Speech-language pathologists guide patients through complex treatments for swallowing disorders, as well as for speech and language impairments. According to the Bureau of Labor Statistics, speech pathologist jobs often involve working closely with educators, physicians and psychologists assigned to a patient's case, usually during recovery from challenges such as trauma, emotional issues or birth defects. Professionals in this field help patients learn how to communicate effectively, either with their own voices or through alternative methods (bls.gov/ooh, 2012).
The BLS reports that nearly half of U.S. speech pathologists work in schools. About a third of professionals work in hospitals or other healthcare facilities. Other speech pathologist jobs involve field work in patients' homes (bls.gov/oes, 2013). Most speech pathologists work full-time. Speech pathologists must make careful records of patient progress, enabling them to measure results and celebrate achievements over time.
How to Become a Speech Pathologist
Individuals interested in becoming speech pathologists must earn a master's degree in the field and licensure in most states. Speech pathologist training may not require a specific undergraduate degree provided applicants complete required courses before beginning the program. The following steps may help individuals enter the field of speech-language pathology, although employment cannot be guaranteed:
- Earn a high school diploma or the equivalent.
- Achieve a bachelor's degree in a field related to speech-language pathology, with exposure to common prerequisite courses such as communications, physiology, statistics and audiology.
- Research state regulations for speech pathologists, for example, requirements for school accreditation and professional licensing or certification.
- Complete a master's degree program in the field.
- Participate in a supervised clinical fellowship, usually in conjunction with a master's degree program.
- Obtain professional certification, which some employers may require, according to the BLS.
- Seek licensure from a state supervisory board, if necessary. The BLS reports that in many states, requirements for licensure are similar to those for professional certification.
- Apply to entry-level speech pathology jobs.
- Maintain certification through continuing education courses or re-examination.
Post-Education Requirements: Certifications and/or State Licensure
Graduates of a speech-language pathology degree program can pursue professional certification through a credentialing association, the American Speech-Language-Hearing Association.
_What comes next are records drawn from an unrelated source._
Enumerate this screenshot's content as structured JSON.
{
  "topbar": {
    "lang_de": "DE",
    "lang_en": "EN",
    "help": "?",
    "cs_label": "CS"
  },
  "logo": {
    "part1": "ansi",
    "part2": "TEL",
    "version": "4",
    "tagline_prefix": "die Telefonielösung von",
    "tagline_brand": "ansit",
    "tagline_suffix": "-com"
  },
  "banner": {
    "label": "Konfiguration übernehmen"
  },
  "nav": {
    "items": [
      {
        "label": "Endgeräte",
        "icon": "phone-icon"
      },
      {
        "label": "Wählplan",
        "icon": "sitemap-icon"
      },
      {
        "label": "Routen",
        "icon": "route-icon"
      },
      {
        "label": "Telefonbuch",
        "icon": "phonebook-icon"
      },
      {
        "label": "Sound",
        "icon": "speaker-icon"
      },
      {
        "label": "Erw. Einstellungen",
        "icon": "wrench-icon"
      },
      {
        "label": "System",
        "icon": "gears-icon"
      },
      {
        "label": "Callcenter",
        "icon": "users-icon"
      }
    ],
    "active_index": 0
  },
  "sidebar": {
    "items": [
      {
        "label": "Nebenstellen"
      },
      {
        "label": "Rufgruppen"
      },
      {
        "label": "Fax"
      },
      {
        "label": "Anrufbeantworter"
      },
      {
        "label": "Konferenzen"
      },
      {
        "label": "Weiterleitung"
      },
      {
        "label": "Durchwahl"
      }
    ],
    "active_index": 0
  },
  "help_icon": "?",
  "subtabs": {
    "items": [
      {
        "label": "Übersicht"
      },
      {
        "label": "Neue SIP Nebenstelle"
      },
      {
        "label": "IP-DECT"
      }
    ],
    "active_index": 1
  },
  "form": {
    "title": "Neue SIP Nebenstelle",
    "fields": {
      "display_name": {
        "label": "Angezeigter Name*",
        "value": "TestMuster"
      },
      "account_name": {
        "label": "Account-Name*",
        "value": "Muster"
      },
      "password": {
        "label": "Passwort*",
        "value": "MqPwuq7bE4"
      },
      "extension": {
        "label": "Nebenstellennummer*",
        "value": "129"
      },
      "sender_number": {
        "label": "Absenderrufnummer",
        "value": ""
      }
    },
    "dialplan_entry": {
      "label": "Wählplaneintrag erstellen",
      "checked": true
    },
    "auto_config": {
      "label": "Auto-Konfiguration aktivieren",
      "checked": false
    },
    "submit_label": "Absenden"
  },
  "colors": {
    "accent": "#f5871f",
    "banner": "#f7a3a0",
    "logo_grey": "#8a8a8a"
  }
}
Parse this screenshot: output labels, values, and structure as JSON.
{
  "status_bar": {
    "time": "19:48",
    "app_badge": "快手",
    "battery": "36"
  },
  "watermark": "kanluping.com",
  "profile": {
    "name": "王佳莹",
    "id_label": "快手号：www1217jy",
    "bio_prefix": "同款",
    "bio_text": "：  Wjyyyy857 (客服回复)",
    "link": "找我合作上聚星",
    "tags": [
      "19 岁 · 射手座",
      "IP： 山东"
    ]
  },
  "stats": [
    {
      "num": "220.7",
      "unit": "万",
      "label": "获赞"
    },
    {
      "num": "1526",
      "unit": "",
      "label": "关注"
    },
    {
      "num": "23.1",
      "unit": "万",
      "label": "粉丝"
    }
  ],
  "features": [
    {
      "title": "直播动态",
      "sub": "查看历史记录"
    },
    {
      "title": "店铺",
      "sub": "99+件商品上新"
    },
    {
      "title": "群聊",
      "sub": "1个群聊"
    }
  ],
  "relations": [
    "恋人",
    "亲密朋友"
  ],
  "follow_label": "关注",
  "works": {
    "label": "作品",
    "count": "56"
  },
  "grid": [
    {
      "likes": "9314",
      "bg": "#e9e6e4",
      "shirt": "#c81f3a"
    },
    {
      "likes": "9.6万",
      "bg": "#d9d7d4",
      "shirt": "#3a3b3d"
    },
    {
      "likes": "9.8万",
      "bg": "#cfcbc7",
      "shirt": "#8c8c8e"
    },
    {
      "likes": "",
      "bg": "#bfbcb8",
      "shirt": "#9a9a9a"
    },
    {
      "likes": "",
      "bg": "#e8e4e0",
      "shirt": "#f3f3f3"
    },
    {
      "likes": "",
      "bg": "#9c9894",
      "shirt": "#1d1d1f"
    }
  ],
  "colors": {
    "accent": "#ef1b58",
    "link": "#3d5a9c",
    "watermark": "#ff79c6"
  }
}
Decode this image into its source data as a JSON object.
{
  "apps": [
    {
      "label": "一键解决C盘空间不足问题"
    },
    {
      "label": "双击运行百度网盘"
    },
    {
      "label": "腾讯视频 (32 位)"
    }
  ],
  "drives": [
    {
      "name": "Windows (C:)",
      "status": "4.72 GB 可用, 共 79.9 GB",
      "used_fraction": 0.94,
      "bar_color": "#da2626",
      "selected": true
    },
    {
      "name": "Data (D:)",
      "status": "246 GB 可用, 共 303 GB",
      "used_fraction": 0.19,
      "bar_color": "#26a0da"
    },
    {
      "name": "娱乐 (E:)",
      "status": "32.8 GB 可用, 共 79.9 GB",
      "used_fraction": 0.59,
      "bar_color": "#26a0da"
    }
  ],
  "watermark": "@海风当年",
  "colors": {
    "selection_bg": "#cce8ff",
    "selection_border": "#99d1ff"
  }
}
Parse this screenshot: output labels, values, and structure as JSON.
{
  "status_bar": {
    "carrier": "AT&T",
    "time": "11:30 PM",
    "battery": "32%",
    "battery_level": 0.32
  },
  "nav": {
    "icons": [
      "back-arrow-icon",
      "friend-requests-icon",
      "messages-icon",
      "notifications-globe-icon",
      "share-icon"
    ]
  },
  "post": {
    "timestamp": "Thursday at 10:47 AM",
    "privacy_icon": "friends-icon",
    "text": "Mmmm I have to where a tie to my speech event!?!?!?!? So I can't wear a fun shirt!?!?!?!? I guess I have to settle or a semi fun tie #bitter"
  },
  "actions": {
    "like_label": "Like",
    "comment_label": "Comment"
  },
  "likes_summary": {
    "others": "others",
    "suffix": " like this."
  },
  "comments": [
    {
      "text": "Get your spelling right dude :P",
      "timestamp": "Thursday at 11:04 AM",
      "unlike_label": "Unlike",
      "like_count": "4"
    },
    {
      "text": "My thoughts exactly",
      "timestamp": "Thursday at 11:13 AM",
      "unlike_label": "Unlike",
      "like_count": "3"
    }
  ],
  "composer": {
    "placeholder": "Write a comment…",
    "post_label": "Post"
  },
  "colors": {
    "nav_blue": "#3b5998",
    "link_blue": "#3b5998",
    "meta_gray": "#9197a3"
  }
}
ASHA offers a Certificate of Clinical Competence in Speech-Language Pathology (CCC-SLP).
As mentioned previously, state licensure is required in most states. Gaining CCC-SLP certification may satisfy many state licensing requirements according to the BLS, but it's best to check with your state's health board for complete details.
Speech Pathologist Specialties
Speech-language pathologists sometimes choose to specialize in focus areas that include:
- Childhood Speech Development: Helping children overcome communication impediments.
- Cleft Palate Treatment: Working with patients learning to speak again after mouth surgery.
- Stroke Recovery: Helping patients regain speech after brain trauma.
- Swallowing Disorder Treatment: Develop programs for those with swallowing or feeding disorders.
Specialties in this field often determine a professional's work location and environment. Speech pathologists who work with patients after surgery or trauma usually work in healthcare facilities, while professionals specializing in treating children often practice inside school buildings.
Speech Pathologist Job Growth and Average Salary
The BLS reports two trends driving growth in the speech-language pathology field. In schools, educators have allocated increased attention and funding for treatment of early childhood communication disorders. Meanwhile, a growing number of older Americans require specialized treatment after strokes and other medical conditions. The BLS expects speech pathologist jobs to grow by 23 percent nationally between 2010 and 2020. Just over 121,000 speech pathologists were employed in the U.S. in May 2012. At that time, the median speech pathologist salary was $69,870 per year, with the top 10 percent earning more than $107,650 and the bottom 10 percent earning under $44,380 (bls.gov/oes, 2013). Speech pathologist salary figures can vary according to factors such as location, experience and education.
List of Related Careers
Speech pathologist training may cover areas such as patient care, critical thinking, speaking and listening. Careers with similar areas of focus include:
- Audiologists: Use advanced technology and specialized tests to diagnose hearing problems and related disorders. A doctorate or professional degree is required, along with state licensure.
- Occupational Therapists: Make use of everyday activities, tests and exercises to help patients return to work and leisure routines after injuries or surgeries. A master's degree and state licensure is required.
- Psychologists: Observe, interpret and record human behavior with the goal of helping patients make desired changes in their lives. A master's degree may qualify candidates for some positions, such as those in schools, but clinical psychologists typically hold a doctorate. State licensure is generally required.
- Recreational Therapists: Organize activities designed to help maintain or improve the physical and emotional well-being of individuals with disabilities or illnesses. Recreation could encompass arts and crafts, the performing arts, sports, games and field trips. Qualifications generally include a bachelor's degree and certification.
Links to Sources and Associations
Websites such as the following offer more information on speech pathologist careers: